Page and application data records:
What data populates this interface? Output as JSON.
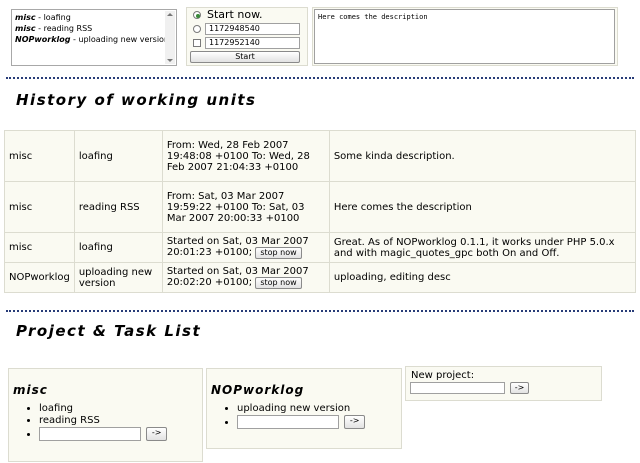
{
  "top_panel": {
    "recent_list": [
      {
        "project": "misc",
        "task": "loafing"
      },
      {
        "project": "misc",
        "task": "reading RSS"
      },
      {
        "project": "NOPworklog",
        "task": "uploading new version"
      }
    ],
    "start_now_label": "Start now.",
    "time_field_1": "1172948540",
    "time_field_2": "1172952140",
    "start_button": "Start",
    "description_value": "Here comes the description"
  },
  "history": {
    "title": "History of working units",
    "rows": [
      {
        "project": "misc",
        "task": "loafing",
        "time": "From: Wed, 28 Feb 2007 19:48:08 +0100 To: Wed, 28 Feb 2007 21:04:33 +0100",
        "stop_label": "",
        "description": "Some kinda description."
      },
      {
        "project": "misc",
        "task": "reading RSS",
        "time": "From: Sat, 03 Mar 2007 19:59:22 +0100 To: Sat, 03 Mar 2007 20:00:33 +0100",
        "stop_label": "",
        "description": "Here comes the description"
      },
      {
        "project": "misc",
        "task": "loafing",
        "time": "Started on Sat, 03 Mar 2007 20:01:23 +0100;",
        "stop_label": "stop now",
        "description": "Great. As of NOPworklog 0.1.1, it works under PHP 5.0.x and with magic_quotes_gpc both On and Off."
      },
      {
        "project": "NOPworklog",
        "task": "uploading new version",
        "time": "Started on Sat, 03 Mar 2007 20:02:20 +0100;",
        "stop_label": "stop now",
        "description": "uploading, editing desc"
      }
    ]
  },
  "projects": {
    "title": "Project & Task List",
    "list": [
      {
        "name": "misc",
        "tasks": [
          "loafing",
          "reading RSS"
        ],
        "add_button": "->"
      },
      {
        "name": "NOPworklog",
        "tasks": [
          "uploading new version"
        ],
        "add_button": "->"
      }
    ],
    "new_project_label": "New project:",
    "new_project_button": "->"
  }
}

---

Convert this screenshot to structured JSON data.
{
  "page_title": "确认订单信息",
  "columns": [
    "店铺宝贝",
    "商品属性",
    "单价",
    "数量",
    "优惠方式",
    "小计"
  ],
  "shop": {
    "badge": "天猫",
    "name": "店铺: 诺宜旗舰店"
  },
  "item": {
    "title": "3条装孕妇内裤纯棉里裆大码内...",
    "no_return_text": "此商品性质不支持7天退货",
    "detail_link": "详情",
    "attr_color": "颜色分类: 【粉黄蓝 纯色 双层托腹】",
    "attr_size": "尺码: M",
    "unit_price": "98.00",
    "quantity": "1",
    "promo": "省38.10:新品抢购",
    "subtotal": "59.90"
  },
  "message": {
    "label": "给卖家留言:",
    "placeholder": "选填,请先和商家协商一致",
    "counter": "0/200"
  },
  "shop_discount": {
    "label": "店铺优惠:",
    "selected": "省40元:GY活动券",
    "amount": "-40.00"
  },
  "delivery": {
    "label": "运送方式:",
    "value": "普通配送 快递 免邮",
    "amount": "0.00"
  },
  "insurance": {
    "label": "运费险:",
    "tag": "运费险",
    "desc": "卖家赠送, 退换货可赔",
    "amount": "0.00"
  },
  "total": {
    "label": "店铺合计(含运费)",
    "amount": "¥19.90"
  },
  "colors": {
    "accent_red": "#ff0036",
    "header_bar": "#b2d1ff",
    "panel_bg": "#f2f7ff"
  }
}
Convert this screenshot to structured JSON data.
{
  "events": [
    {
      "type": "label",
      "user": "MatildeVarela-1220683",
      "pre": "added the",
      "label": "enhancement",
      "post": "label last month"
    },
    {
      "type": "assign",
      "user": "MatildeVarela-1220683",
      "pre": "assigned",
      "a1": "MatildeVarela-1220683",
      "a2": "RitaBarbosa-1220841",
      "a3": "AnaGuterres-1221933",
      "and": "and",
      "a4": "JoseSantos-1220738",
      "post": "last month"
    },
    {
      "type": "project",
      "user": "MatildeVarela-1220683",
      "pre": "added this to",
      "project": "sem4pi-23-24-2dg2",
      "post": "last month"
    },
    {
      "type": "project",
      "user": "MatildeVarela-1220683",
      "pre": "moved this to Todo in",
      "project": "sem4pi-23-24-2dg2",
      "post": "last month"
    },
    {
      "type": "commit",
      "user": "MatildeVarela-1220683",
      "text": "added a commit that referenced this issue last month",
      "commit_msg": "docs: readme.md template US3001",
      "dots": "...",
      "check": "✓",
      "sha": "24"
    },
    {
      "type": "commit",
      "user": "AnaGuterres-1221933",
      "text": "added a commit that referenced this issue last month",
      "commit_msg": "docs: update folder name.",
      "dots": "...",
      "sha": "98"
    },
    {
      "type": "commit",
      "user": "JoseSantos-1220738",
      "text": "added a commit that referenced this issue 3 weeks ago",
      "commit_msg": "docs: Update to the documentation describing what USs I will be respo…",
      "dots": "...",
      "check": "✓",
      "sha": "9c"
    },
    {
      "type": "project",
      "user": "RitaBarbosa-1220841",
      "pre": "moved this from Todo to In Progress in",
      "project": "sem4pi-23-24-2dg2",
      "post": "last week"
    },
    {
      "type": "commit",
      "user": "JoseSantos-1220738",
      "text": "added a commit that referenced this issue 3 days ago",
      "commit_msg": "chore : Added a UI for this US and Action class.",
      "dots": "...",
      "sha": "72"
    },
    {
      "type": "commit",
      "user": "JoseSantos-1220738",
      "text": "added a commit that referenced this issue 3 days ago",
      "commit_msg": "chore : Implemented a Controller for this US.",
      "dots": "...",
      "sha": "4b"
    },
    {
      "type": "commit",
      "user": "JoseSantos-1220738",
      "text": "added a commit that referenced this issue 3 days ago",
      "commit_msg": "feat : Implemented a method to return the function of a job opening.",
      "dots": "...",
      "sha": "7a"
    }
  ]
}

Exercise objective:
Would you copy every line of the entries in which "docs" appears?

Written solution:
      "commit_msg": "docs: readme.md template US3001",
      "commit_msg": "docs: update folder name.",
      "commit_msg": "docs: Update to the documentation describing what USs I will be respo…",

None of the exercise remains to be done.